is an attractive little compilation that will interest Beethovenians
as well as fans of this under-rated conductor.
who has only heard Tennstedt's Mahler recordings may well expect
that his Beethoven to be characterised similarly by huge tempo
fluctuations and deeply personal, mercurial interpretation.
Not so. Tennstedt approaches Beethoven's scores with deep respect,
genuine affection and an eye for detail.
is a lightness of touch to Tennstedt's Pastoral, making for a performance of simple and unaffected joy. The scene
by the brook is taken at a near ideal tempo. Sunshine abounds.
It is not all light and easy, though. The storm crackles with
danger. Tempi are sprightly but not over quick. The playing
of the London Philharmonic is alert: no-one is on autopilot
here, and Tennstedt is smilingly meticulous in his attention
to detail. The woodwinds deserve special praise. Tennstedt,
like Klemperer, was always adept at bringing the woodwinds to
the fore, and his London Philharmonic pipers revel in the attention.
If there are smoother and creamier readings, there are few accounts
that are so involved and involving. This is a delightful, affectionate
recording, classical in feel, but in an old fashioned way.
eighth that follows is cut from similar interpretative cloth.
Tennstedt's approach is again classically poised, genial and
smiling. He hits the the first movement's off-beat accents with
emphasis rather than force, seeking not to shock but to tease.
The second movement is wonderfully Haydnesque, the third lyrical.
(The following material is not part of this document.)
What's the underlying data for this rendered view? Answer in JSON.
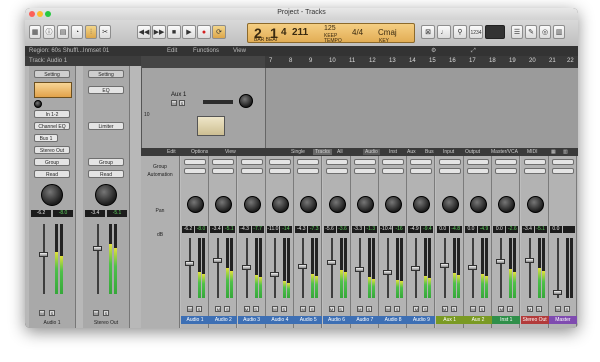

The finale is unbuttoned and exciting, but stops short of becoming
an all-out romp. The London Philharmonic again plays beautifully
and with grandeur. As with the sixth, this eighth may not blow
you away with its revolutionary spirit or energy, but it is
a performance to live with, a performance to love.
performance of the Eroica has an extra dimension. Certainly the symphony itself is bigger boned
and more revolutionary in spirit than either the sixth or the
eighth. Moreover, unlike its disc mates, this Eroica was recorded live, and Tennstedt's performance has a palpable sense
of occasion. Tennstedt's flowing tempo and the swelling of the
strings carry you along in the first movement, which starts
genially enough but soon sweeps you up in its drama. The crunching
dissonances, with horns and trumpets crying out, hit you like
a punch in the guts, just as they should. The funeral march
begins quietly, in sorrowful introversion, only to explode into
a wild expression of grief. Tennstedt's scherzo is gentle and
almost seems to belong the the world of peasant merry-making
depicted in the third movement of the Pastoral symphony. The final movement is
witty, merry and ultimately triumphant. The applause that follows
is well deserved, though I do wish it had been edited out.
recent Eroicas, Vänskä's carefully prepared and powerfully driven performance, coupled with
his equally compelling eighth, is a clear first choice for me.
As for Pastorals, Thomas Fey's semi-period performance
on Hänssler (HN98396) is as exciting as they come, and Haitink's recent LSO Live performance is well worth hearing too. But for an
old world view of these scores – a view completely unconcerned
with period performance practices – in digital stereo sound,
Tennstedt is your man.
overtures that fill out this two CD set, benefit from orchestral
playing that is sumptuous and full. The woodwinds, as ever with
Tennstedt, are fresh and characterful. These are stylish rather
than roof-raising renditions, and they none the worse for that.
The Creatures of Prometheus Overture sparkles with some wonderfully fleet fingered string playing. The
Coriolan Overture receives a darkly dramatic
performance. So too does the Egmont
Overture, with some majestic horn
playing and plenty of thick string tone. It does hang fire a
little in places, but it bursts into flame at the final allegro
has not remastered the original recordings for this reissue,
but the 1980s and early 1990s digital sound offers no cause
for complaint. David Nice's liner notes offer a useful evaluation
of Tennstedt's Beethoven performances as well as a little information
on the music itself. It was a little disconcerting to read them
after listening to the discs myself, as I found myself agreeing
with Mr Nice's glowing prose. But I do agree and it cannot be
helped. Klaus Tennstedt's Beethoven recordings are fresh, lively
and lovely. In a world awash with Beethoven recordings, there
may be more vigorous, exciting and novel performances to be
had. But for such a modest outlay, these performances are sure
to be a consistent source of enjoyment.